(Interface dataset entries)
^^^^

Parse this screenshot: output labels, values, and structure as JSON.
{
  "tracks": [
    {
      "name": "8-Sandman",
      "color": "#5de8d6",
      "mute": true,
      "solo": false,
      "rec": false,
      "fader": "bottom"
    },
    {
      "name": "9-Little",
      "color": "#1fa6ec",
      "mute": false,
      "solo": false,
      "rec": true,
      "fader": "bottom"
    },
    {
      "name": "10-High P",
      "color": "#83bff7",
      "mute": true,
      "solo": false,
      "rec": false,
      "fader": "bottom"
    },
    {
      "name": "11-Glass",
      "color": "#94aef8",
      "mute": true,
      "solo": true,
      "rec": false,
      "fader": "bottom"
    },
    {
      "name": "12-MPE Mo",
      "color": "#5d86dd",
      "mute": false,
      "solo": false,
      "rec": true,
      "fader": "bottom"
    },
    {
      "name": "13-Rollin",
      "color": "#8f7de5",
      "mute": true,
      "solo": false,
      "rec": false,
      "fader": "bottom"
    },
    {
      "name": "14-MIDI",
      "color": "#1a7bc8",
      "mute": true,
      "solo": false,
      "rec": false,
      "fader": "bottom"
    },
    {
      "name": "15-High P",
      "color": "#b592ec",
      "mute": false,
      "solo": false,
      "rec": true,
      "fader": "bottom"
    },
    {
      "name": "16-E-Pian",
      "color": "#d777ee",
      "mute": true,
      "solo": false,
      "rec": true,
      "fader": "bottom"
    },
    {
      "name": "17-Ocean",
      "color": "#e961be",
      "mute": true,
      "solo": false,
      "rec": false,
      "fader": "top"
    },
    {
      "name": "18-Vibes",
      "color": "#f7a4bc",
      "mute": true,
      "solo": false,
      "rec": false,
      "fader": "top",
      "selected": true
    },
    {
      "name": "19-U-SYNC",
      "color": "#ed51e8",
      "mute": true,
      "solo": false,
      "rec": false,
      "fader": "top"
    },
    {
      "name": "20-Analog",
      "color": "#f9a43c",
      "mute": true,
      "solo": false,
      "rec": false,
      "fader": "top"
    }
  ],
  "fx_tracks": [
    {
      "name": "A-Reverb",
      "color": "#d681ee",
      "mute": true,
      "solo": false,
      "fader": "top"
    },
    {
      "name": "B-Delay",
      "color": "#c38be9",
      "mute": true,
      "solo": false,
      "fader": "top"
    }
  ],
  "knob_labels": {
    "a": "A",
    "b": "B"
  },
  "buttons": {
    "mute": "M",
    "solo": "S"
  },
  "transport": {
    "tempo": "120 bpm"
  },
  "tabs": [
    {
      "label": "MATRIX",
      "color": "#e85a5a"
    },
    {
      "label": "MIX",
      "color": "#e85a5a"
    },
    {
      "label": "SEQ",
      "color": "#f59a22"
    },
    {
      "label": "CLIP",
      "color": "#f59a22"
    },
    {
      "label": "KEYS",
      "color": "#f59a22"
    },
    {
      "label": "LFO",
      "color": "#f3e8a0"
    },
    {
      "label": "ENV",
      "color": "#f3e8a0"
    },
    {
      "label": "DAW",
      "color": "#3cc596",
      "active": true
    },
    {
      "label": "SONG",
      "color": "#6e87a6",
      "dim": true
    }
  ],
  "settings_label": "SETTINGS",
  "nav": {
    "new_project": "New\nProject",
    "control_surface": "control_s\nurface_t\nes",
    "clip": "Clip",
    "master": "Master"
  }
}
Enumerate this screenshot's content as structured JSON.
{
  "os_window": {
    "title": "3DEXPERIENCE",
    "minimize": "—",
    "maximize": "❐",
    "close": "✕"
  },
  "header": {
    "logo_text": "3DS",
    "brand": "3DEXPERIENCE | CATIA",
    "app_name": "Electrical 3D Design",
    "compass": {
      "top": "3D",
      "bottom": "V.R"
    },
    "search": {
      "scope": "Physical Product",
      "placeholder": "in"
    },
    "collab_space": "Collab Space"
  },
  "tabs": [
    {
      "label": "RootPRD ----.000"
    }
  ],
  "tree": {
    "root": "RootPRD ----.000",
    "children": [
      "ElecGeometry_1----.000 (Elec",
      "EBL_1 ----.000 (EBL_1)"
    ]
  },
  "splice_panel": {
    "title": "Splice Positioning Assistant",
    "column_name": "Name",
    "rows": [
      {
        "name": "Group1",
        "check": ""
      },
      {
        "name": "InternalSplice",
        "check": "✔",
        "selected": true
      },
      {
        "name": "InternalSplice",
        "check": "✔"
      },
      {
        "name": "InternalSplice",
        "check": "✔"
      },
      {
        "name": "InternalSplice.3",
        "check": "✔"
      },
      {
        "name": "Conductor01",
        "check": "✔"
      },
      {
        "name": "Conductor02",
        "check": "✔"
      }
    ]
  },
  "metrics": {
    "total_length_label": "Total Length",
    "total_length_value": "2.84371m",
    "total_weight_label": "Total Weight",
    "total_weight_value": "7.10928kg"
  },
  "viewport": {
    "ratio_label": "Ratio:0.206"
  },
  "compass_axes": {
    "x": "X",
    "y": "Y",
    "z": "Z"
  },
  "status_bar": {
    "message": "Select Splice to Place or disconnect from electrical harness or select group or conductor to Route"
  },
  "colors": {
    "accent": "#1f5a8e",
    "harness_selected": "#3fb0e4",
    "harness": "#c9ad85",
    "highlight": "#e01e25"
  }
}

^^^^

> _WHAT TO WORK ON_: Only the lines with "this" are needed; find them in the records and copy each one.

> _REPLY_:
Parse this screenshot: output labels, values, and structure as JSON.
Enumerate this screenshot's content as structured JSON.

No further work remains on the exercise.